Embers flare and fire is born.
Flames like fingers stretch and flicker,
Dancing through the fields of corn,
Licking leaves with ashy kisses,
Painting pink the early morn.
Distant flocks of sheep lie huddled,
Emus sprinting here and there.
‘Run!’ cries cockie crouched in ghost gum,
Panicked voices fill the air.
‘Stop!’ the distant fire is shrieking,
Tossing back its flaming hair.
All it wants are friends to follow.
‘Wait!’ it cries, from far below.
Creatures fleeing from its fingers,
Running, racing, heads down low.

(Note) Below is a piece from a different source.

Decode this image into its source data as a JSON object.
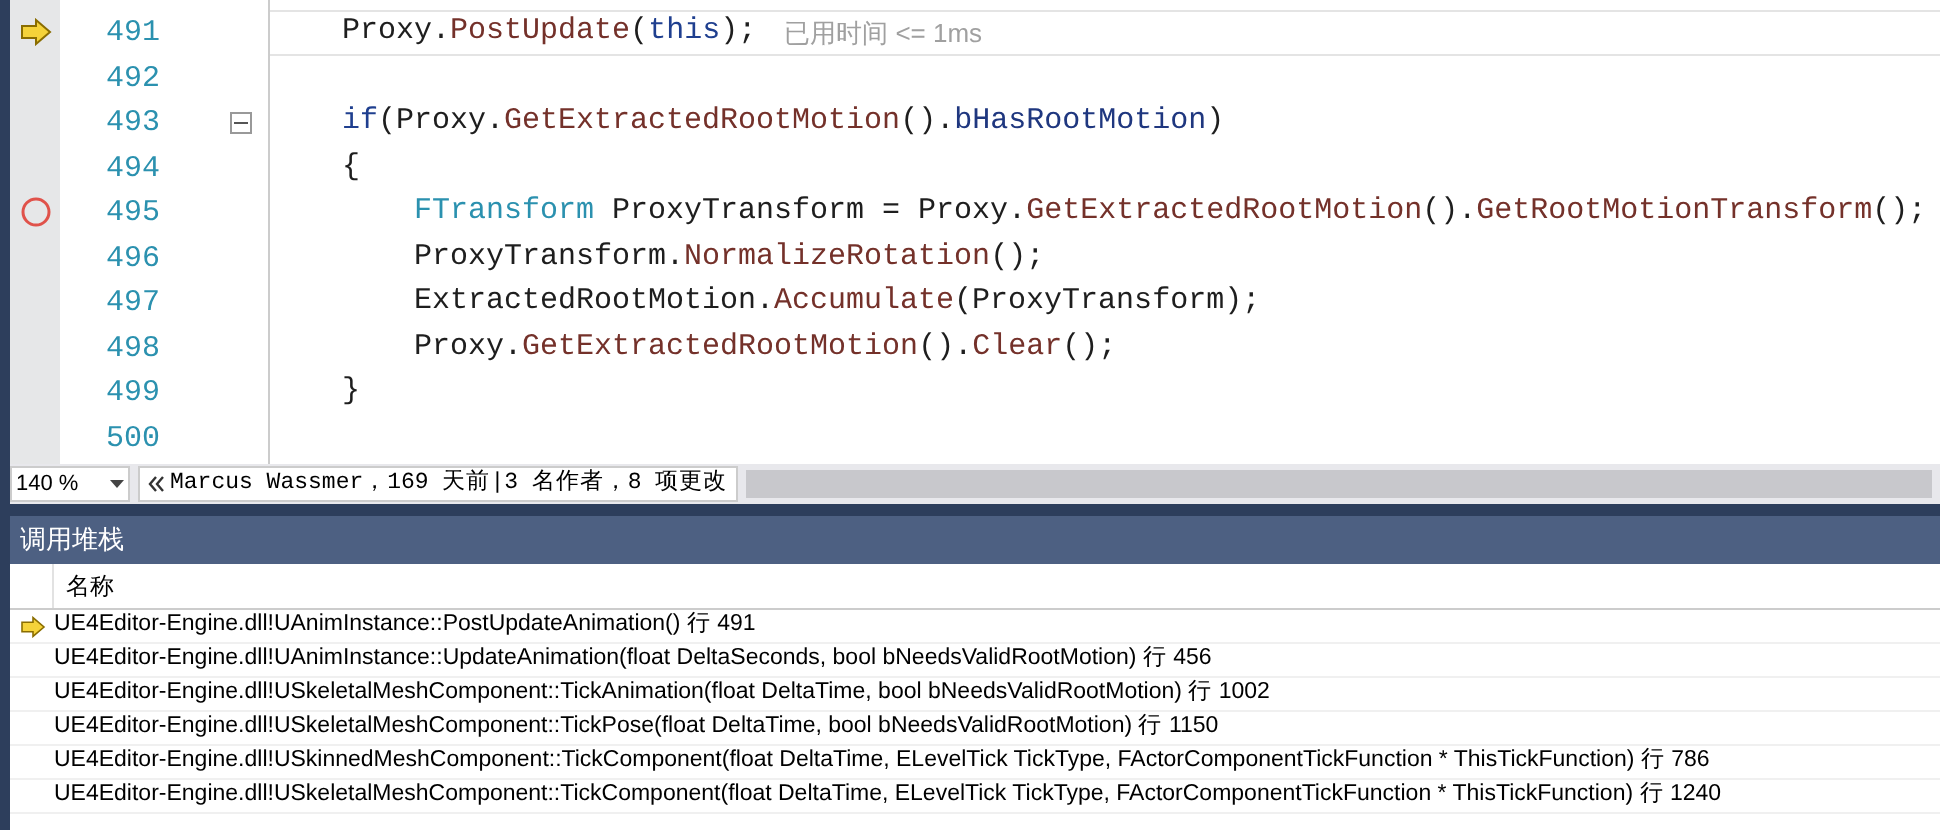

‘Get away!’ they scream in horror.
Watch them leaping. Off they go.
Angry now, the firestorm blazes,
Reaches out and roars aloud,
Biting, snapping, growing larger,
Spreading ash in burning clouds;
Hitting out in pain and fury,
Chasing down those cowardly crowds.
‘Call the firies!’ cry the people.
Cries the firestorm, ‘LEAVE ME BE!’
Hounded out of hill and hollow,
Leaping fence post, roof and tree.
Slowly shrinking into shadows,
Cornered by the Southern sea.
In the moonlight, there, it’s spotted
By a drover lost and lame,
In his hand an unlit candle,
Reaching down he lifts a flame.
Laughter flickers in the darkness,
Friendship kindled, fire now tamed.